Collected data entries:
---

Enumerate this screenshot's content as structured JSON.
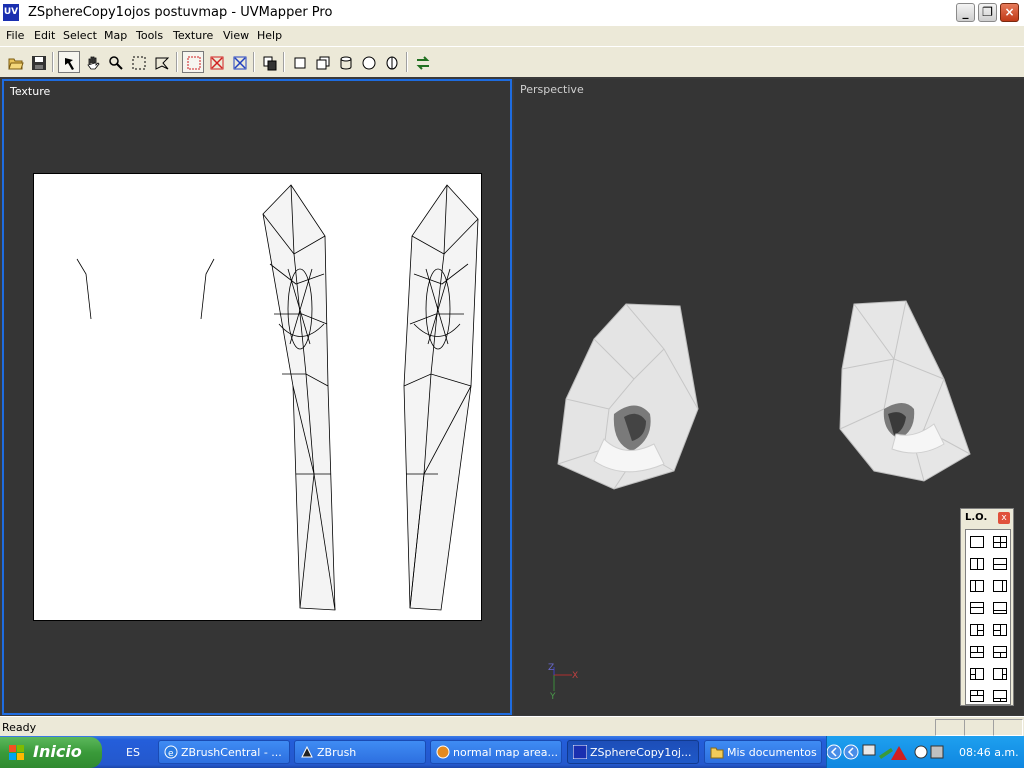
{
  "window": {
    "title": "ZSphereCopy1ojos postuvmap - UVMapper Pro",
    "app_icon_text": "UV"
  },
  "menu": [
    "File",
    "Edit",
    "Select",
    "Map",
    "Tools",
    "Texture",
    "View",
    "Help"
  ],
  "toolbar": {
    "buttons": [
      "open-icon",
      "save-icon",
      "undo-arrow-icon",
      "hand-pan-icon",
      "magnify-icon",
      "marquee-select-icon",
      "lasso-select-icon",
      "select-red-icon",
      "deselect-red-icon",
      "deselect-blue-icon",
      "copy-icon",
      "box-map-icon",
      "box-map-2-icon",
      "cylinder-map-icon",
      "sphere-map-icon",
      "head-map-icon",
      "swap-arrows-icon"
    ]
  },
  "panels": {
    "texture_label": "Texture",
    "perspective_label": "Perspective"
  },
  "axes": {
    "z": "Z",
    "x": "X",
    "y": "Y"
  },
  "lo_palette": {
    "title": "L.O.",
    "close": "x"
  },
  "status": {
    "text": "Ready"
  },
  "taskbar": {
    "start_label": "Inicio",
    "language": "ES",
    "tasks": [
      {
        "label": "ZBrushCentral - ..."
      },
      {
        "label": "ZBrush"
      },
      {
        "label": "normal map area..."
      },
      {
        "label": "ZSphereCopy1oj..."
      },
      {
        "label": "Mis documentos"
      }
    ],
    "clock": "08:46 a.m."
  },
  "colors": {
    "viewport_bg": "#353535",
    "active_border": "#1e6ce0",
    "taskbar": "#245edb",
    "start_green": "#3a9a3a"
  }
}
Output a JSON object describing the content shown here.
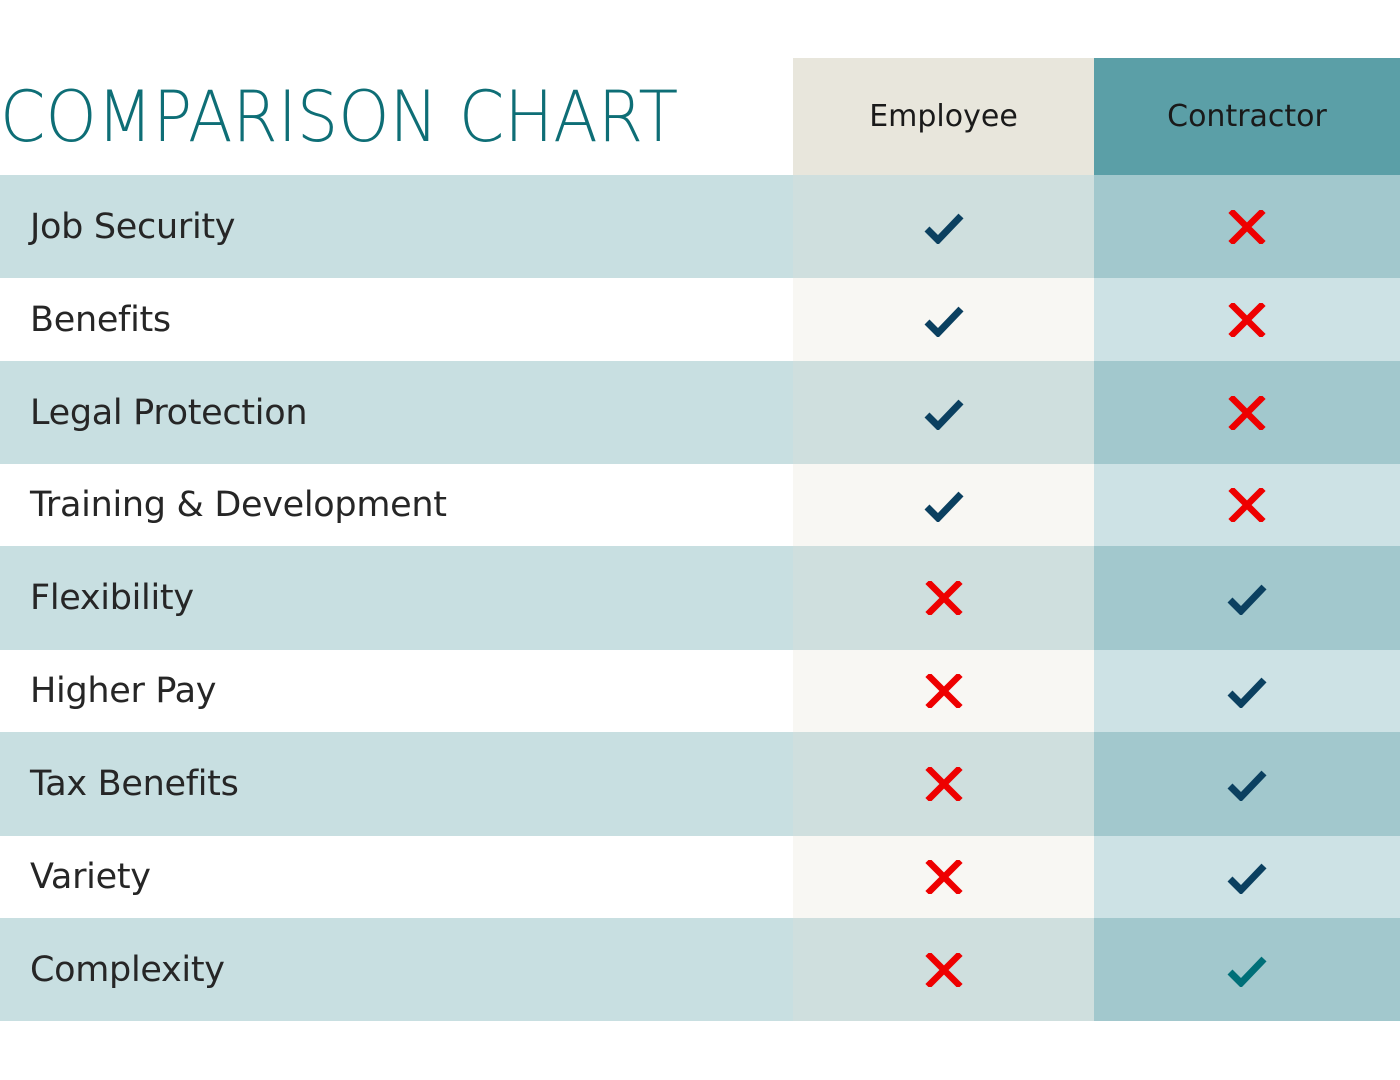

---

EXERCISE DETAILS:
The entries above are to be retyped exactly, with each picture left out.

FINISHED TASK:
Enumerate this screenshot's content as structured JSON.
{
  "window": {
    "title": "ZSphereCopy1ojos postuvmap - UVMapper Pro",
    "app_icon_text": "UV"
  },
  "menu": [
    "File",
    "Edit",
    "Select",
    "Map",
    "Tools",
    "Texture",
    "View",
    "Help"
  ],
  "toolbar": {
    "buttons": [
      "open-icon",
      "save-icon",
      "undo-arrow-icon",
      "hand-pan-icon",
      "magnify-icon",
      "marquee-select-icon",
      "lasso-select-icon",
      "select-red-icon",
      "deselect-red-icon",
      "deselect-blue-icon",
      "copy-icon",
      "box-map-icon",
      "box-map-2-icon",
      "cylinder-map-icon",
      "sphere-map-icon",
      "head-map-icon",
      "swap-arrows-icon"
    ]
  },
  "panels": {
    "texture_label": "Texture",
    "perspective_label": "Perspective"
  },
  "axes": {
    "z": "Z",
    "x": "X",
    "y": "Y"
  },
  "lo_palette": {
    "title": "L.O.",
    "close": "x"
  },
  "status": {
    "text": "Ready"
  },
  "taskbar": {
    "start_label": "Inicio",
    "language": "ES",
    "tasks": [
      {
        "label": "ZBrushCentral - ..."
      },
      {
        "label": "ZBrush"
      },
      {
        "label": "normal map area..."
      },
      {
        "label": "ZSphereCopy1oj..."
      },
      {
        "label": "Mis documentos"
      }
    ],
    "clock": "08:46 a.m."
  },
  "colors": {
    "viewport_bg": "#353535",
    "active_border": "#1e6ce0",
    "taskbar": "#245edb",
    "start_green": "#3a9a3a"
  }
}
Output a JSON object describing the content shown here.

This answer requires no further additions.